Foetus is the one-man music operation of J.G. Thirlwell who writes, composes and performs all the tracks with occasional outside help. Soak, his newest album, is a progression and expansion of Hide, which was released in 2010. Thirlwell concurrently released an instrumental soundtrack to The Blue Eyes, a film by Eva Aridjis, under his own name.
Soak is worthy of the tag modern psychedelia. Thirlwell includes a non-stop range of sounds with accompanying emotions. Each song is it’s own journey down and sometimes up the rabbit hole, taking the listeners on a roller coaster ride of music.
Thirlwell starts the album with trumpets blazing and all the flair of a marching band in “Red and Black and Gray and White.” Followed by “Pratheism,” an operatic song that gave me a chilling image of people in hooded capes in some underground venue. Later on, he lightens the mood with “Kamikaze,” which is reminiscent of the Beatles if they took a few more hits of acid. “Spat” is perhaps the most intense song on the album; it conjures up feelings of being chased down a dark alley only to end up in Satan’s lair. Thirlwell concludes with “Mesmerin,” a relativity light-sounding track, which leaves one feeling relived to have made it through the journey.
Soak is over-the-top, slightly deranged and definitely unique.

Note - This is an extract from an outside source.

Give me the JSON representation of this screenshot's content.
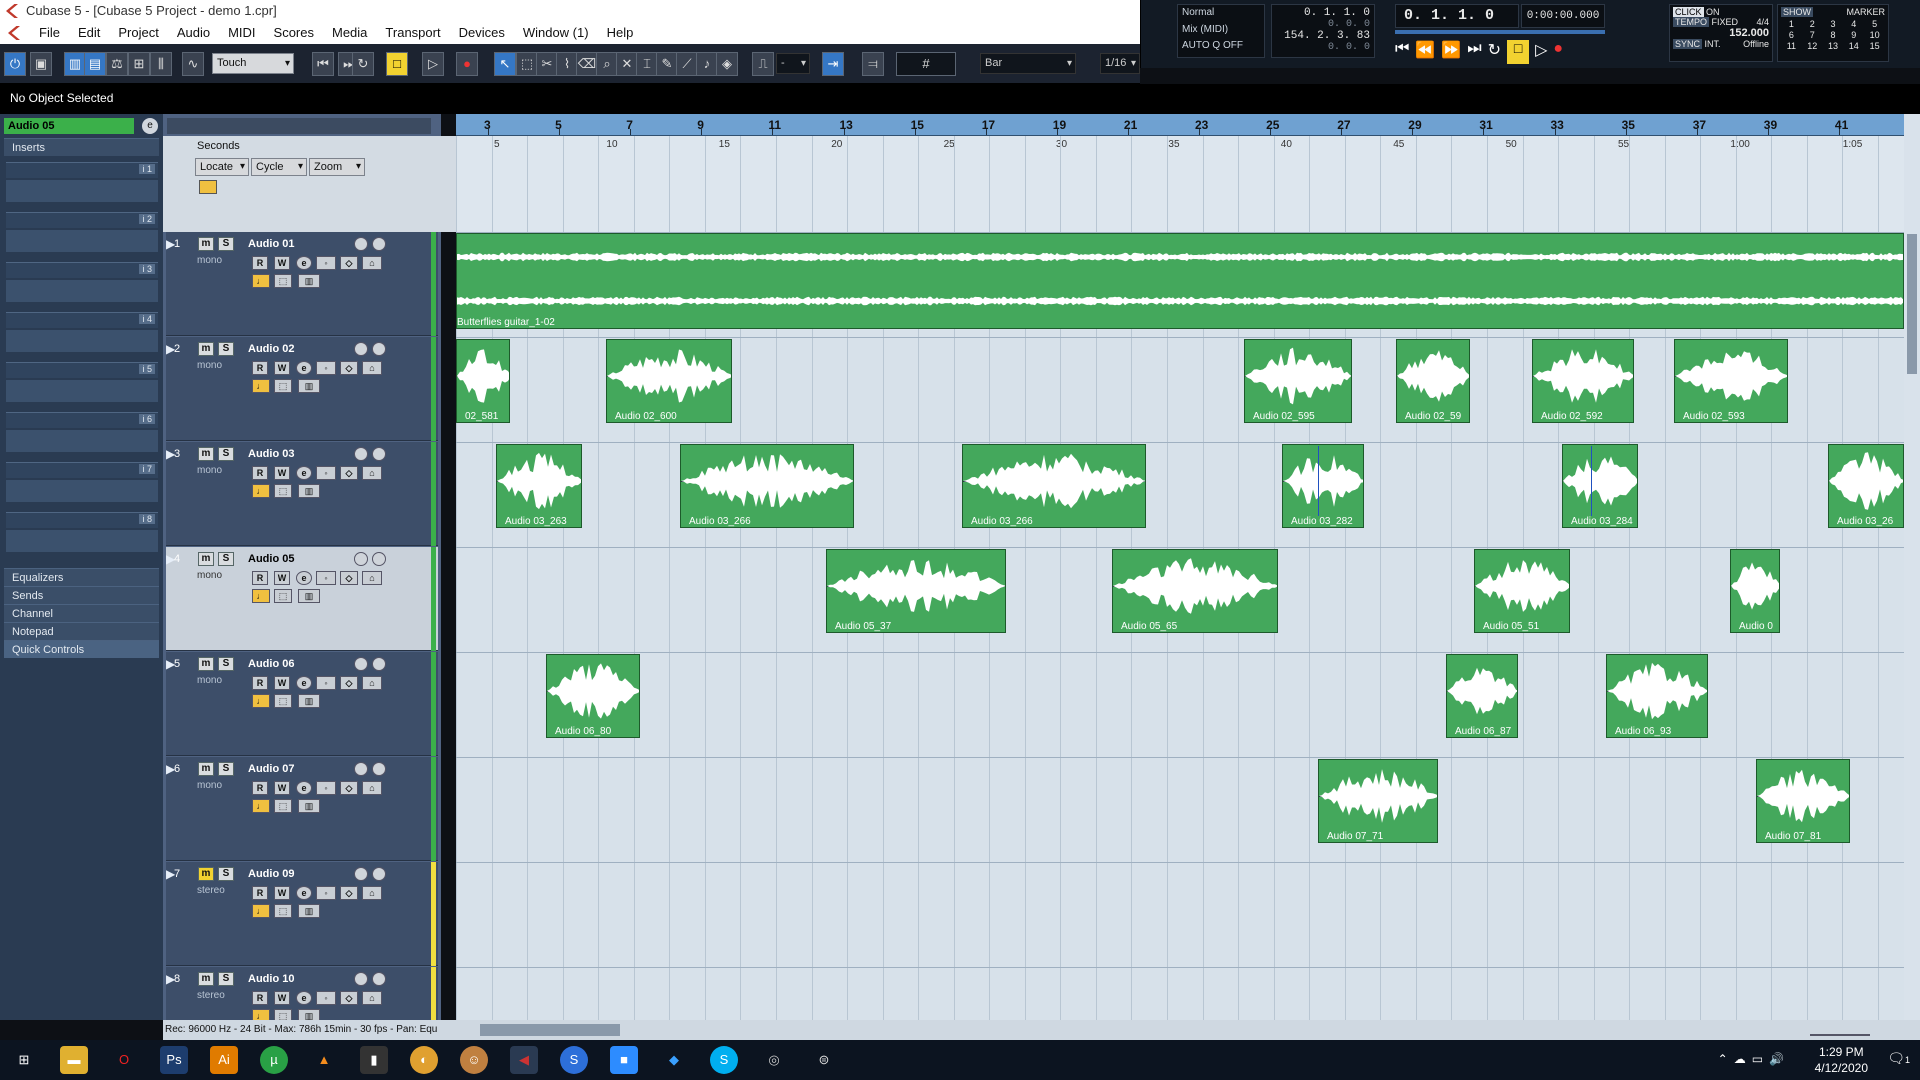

There is nothing else that can compare to the sounds produced on this album. It takes one on a mind-altering excursion of sound and sensation. Thirlwell pushes the envelope indeed. I admire his artistic expression and willingness to try anything for the sake of art.